Records contained in a dataset:
━━━━

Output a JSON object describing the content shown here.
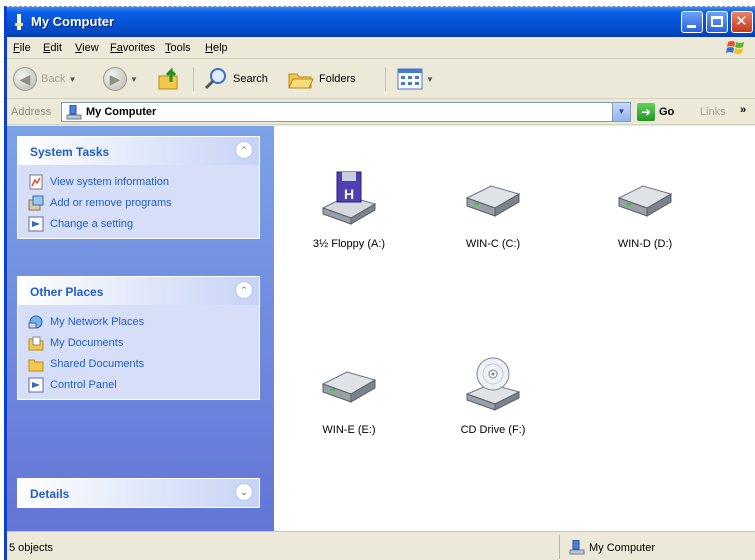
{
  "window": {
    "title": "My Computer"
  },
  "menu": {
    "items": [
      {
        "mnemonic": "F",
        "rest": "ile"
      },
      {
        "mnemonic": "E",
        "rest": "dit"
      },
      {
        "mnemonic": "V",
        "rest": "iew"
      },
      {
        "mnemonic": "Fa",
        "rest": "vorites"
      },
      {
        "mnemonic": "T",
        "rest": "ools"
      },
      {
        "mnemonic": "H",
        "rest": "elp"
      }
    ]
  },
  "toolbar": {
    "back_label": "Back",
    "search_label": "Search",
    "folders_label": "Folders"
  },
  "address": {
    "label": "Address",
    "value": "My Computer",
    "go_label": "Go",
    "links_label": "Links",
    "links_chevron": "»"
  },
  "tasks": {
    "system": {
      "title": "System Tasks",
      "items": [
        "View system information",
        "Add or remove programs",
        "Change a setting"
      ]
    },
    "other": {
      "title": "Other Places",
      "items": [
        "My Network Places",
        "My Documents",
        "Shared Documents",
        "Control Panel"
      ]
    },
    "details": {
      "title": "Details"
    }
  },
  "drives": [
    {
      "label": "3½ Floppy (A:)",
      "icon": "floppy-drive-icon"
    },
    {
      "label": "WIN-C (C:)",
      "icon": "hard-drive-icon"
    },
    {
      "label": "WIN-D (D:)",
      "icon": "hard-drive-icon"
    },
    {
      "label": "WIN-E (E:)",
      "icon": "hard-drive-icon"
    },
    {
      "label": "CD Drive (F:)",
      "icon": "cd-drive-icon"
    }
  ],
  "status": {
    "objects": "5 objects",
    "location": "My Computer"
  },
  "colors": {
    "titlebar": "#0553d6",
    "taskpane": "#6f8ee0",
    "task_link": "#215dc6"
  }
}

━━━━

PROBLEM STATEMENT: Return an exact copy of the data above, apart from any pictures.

RESPONSE FOR THIS EXERCISE:
Output a JSON object describing the content shown here.
{
  "window": {
    "title": "My Computer"
  },
  "menu": {
    "items": [
      {
        "mnemonic": "F",
        "rest": "ile"
      },
      {
        "mnemonic": "E",
        "rest": "dit"
      },
      {
        "mnemonic": "V",
        "rest": "iew"
      },
      {
        "mnemonic": "Fa",
        "rest": "vorites"
      },
      {
        "mnemonic": "T",
        "rest": "ools"
      },
      {
        "mnemonic": "H",
        "rest": "elp"
      }
    ]
  },
  "toolbar": {
    "back_label": "Back",
    "search_label": "Search",
    "folders_label": "Folders"
  },
  "address": {
    "label": "Address",
    "value": "My Computer",
    "go_label": "Go",
    "links_label": "Links",
    "links_chevron": "»"
  },
  "tasks": {
    "system": {
      "title": "System Tasks",
      "items": [
        "View system information",
        "Add or remove programs",
        "Change a setting"
      ]
    },
    "other": {
      "title": "Other Places",
      "items": [
        "My Network Places",
        "My Documents",
        "Shared Documents",
        "Control Panel"
      ]
    },
    "details": {
      "title": "Details"
    }
  },
  "drives": [
    {
      "label": "3½ Floppy (A:)",
      "icon": "floppy-drive-icon"
    },
    {
      "label": "WIN-C (C:)",
      "icon": "hard-drive-icon"
    },
    {
      "label": "WIN-D (D:)",
      "icon": "hard-drive-icon"
    },
    {
      "label": "WIN-E (E:)",
      "icon": "hard-drive-icon"
    },
    {
      "label": "CD Drive (F:)",
      "icon": "cd-drive-icon"
    }
  ],
  "status": {
    "objects": "5 objects",
    "location": "My Computer"
  },
  "colors": {
    "titlebar": "#0553d6",
    "taskpane": "#6f8ee0",
    "task_link": "#215dc6"
  }
}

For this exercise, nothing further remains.